The aim of the DikoS project is to create a digitization concept for underground mines and surface quarries. The desired digital copies are to be made available to the scientific community in order to be able to better assess the economic importance of these raw materials and to embed them in economic-archaeological questions.
The focus was on five quarrying sites in the East Eifel quarry: The pit near Mayen and the Kottenheimer Winfeld, the Römerbergwerk Meurin on the Laacher See volcano near Kretz, the quarries of the Hohe Buche volcano near Andernach and the Mauerley quarries of the Veitskopf volcano near Glees.
In Roman times, high-quality millstones were mined for more than 450 years in the Mayener Grubenfeld (approx. 0.25 km² area, up to 5 m deep) and Kottenheimer Winfeld (approx. 0.22 km² area, approx. 3 m deep). and negotiated in large numbers across the Rhine to England and into the Alps. The oldest surviving evidence of sustainable technology transfer can be found in these quarries: With the introduction of milling technology from the Mediterranean region, a basic requirement for supplying larger populations with grain as a staple food was also created in the regions north of the Alps. In the “Römerberwerk Meurin” (total 1,595 m², ceiling height approx. 2.5 m), building blocks made of tuff were mined underground in numerous mining chambers and exported nationwide. This mine documents the beginnings of the building stone industry in Central Europe with the Ubier Monument in Cologne, the oldest stone building in Roman Germany. With the brick quarries of the Mauerley (approx. 56,000 m², approx. 3.5 m deep) and the Hohe Buche (approx. 30,000 m², approx. 4 m deep) there are two areas in which above-ground building material for the regional market was won, e.g. for the oldest stone bridge in Roman Trier.
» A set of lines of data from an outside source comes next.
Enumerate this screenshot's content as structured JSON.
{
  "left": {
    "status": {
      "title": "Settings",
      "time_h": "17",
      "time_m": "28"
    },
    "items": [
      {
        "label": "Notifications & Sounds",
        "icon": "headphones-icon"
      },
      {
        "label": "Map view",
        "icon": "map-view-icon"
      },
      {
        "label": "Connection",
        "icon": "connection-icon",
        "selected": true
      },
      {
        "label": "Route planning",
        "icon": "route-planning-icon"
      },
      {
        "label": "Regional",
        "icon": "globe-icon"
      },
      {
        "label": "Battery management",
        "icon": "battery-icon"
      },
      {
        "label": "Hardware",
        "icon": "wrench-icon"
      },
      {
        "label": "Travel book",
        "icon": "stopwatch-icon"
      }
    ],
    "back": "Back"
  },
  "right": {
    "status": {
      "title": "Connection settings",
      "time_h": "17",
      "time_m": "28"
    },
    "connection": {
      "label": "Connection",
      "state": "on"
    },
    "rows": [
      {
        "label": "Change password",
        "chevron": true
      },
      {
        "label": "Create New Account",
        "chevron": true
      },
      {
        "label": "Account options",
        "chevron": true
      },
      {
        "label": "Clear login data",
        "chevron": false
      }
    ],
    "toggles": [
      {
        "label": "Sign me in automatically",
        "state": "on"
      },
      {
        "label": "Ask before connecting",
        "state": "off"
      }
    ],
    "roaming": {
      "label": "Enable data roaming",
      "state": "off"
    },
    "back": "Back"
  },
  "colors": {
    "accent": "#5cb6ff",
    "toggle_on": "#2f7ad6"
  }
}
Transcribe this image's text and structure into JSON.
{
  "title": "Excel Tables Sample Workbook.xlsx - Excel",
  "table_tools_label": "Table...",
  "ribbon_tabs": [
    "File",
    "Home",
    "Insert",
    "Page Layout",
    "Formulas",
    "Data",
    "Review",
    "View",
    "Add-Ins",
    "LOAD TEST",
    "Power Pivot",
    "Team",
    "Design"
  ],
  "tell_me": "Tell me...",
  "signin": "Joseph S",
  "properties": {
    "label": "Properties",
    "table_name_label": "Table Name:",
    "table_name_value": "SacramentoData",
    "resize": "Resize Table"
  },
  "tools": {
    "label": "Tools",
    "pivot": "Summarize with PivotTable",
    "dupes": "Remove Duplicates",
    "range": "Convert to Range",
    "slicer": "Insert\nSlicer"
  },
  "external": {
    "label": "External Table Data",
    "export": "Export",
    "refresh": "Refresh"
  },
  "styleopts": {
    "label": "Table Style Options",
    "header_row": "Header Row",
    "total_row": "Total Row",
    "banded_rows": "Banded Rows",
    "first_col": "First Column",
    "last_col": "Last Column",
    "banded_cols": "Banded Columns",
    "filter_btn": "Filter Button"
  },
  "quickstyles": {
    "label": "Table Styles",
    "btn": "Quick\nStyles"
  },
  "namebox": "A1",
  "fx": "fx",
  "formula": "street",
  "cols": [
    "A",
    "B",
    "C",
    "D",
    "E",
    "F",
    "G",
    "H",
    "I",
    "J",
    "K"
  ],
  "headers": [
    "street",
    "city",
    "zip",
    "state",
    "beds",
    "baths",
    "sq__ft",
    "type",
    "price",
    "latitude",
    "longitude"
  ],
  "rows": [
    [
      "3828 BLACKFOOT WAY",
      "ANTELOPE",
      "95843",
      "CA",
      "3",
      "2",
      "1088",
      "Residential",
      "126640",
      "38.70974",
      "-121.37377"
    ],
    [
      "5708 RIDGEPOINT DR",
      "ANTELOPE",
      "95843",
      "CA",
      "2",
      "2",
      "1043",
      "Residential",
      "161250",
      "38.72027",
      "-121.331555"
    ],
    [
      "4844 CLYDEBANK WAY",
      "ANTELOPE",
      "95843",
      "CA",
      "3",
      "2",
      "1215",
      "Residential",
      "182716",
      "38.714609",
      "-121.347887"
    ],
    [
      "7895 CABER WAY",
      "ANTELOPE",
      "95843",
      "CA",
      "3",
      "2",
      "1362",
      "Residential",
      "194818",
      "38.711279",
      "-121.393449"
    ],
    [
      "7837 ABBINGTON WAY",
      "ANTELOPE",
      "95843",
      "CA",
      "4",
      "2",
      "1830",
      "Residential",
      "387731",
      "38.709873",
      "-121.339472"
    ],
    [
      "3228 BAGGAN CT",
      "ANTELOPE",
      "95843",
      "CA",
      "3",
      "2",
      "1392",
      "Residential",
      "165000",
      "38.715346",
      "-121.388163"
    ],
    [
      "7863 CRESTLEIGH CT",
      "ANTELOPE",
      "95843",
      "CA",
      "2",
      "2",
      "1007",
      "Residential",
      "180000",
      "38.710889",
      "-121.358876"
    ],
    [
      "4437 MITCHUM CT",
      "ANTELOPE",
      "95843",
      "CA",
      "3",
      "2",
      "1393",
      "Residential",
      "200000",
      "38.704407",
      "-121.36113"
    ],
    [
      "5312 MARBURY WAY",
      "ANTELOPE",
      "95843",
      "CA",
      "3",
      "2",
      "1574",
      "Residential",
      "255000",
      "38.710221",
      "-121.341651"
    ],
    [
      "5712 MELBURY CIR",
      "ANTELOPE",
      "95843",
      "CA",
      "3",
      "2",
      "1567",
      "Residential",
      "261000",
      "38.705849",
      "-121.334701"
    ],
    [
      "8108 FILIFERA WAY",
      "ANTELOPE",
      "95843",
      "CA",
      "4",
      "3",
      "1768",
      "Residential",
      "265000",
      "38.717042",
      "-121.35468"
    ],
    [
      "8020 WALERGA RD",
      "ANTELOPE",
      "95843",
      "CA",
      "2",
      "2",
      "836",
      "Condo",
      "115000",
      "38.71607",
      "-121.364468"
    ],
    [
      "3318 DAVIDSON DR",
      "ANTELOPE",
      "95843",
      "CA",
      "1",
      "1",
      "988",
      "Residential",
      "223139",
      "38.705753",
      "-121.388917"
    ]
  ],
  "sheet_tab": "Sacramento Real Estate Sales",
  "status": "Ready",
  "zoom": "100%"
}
A concept for digital reproduction for quarries and mines is created by combining 3D data with, for example, photos, plans, drawings and archaeological and geological information. The aim is to enable the scientific community to answer large-scale economic and archaeological questions that go beyond the quarry area: Existing geochemical and mineralogical analyzes of the respective raw materials serve as a starting point for determining the origin of stone artefacts, for determining transport routes, for interpreting economic structures and for assessment the economic importance of these raw materials. It is only possible to fully understand and document this with a detailed digital copy of the respective mining site. The five exemplary quarries were prospected during a one-week stay in the East Eifel in order to examine and discuss the archaeological and geological knowledge about the quarries with the possibilities and limits of 3D documentation on site